Miami, Jul 13 (efe-epa).- Barry made landfall at around midday Saturday near Intracoastal City, Louisiana, not long after gaining enough wind speed to become the first hurricane of the 2019 Atlantic season.
Although it quickly weakened back to tropical storm status over land, the torrential rains and storm surge associated with Barry are expected to cause severe flooding in that low-lying part of the United States, the National Hurricane Center said in its latest bulletin at 2 pm Miami time (1800 GMT).
Louisiana’s southern coast and other parts of the north-central coast of the Gulf of Mexico were being lashed by strong winds and torrential rains and are on alert for storm surge, while tens of thousands of homes and commercial establishments have been left without power.
“Although the center is now over land, the rainfall threat is just beginning for many locations,” the Miami-based NHC said on Twitter.
Barry became the first hurricane of this year’s Atlantic season late Saturday morning, shortly before making landfall.
Subtropical Storm Andrea had formed to the south-southwest of Bermuda on May 20, 12 days before the official June 1 start of the Atlantic hurricane season, although it rapidly weakened and did not cause any damage.
The NHC said in its latest bulletin that Tropical Storm Barry was located about 10 kilometers (five miles) northeast of Intracoastal City, Louisiana, and about 50 km south-southwest of Lafayette, Louisiana.
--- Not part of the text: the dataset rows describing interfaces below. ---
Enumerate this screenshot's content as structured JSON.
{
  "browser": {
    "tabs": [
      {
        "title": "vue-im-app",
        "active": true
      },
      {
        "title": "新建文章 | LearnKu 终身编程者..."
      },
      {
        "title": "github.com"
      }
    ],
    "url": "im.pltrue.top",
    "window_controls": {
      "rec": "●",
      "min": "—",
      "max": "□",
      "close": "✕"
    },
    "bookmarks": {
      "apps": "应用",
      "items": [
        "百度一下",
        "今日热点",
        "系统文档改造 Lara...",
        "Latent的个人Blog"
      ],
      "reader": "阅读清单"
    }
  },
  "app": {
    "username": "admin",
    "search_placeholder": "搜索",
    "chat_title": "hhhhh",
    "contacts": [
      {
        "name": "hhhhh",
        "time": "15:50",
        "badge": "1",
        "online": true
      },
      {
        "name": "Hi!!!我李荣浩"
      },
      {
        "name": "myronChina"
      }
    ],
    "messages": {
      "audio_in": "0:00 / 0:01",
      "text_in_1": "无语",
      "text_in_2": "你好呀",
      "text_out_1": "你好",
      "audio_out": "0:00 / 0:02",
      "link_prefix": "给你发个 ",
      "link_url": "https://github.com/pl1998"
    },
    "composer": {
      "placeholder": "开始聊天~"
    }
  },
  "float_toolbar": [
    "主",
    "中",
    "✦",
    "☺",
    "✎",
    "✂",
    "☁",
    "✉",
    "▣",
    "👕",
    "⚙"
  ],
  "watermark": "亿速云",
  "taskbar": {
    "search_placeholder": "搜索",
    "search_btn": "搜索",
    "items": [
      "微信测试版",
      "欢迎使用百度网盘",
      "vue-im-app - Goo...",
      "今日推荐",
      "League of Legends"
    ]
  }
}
“On the forecast track, the center of Barry will move through southern Louisiana this afternoon, into central Louisiana tonight, and into northern Louisiana on Sunday,” the bulletin said.
It was packing maximum sustained winds of 115 kilometers per hour at the time of the most recent bulletin.
“Weakening is expected as Barry moves farther inland, and it is forecast to weaken to a tropical depression on Sunday,” the bulletin said.
The NHC warned that water could reach up to 1.8 meters (six feet) above ground between the Louisiana coastal communities of Intracoastal City and Shell Beach “if the peak (storm) surge occurs at the time of high tide.”
Flooding also could be further aggravated by heavy rainfall.
The NHC said Barry is expected to drop between 25-50 centimeters (10-20 inches) of rain over south-central and southeast Louisiana and southwest Mississippi, with isolated maximum amounts of 63 cm.
“Across the remainder of the Lower Mississippi Valley and western portions of the Tennessee Valley, total rain accumulations of (10-20 cm) are expected, with isolated maximum amounts of (30 cm),” the bulletin said. EFE-EPA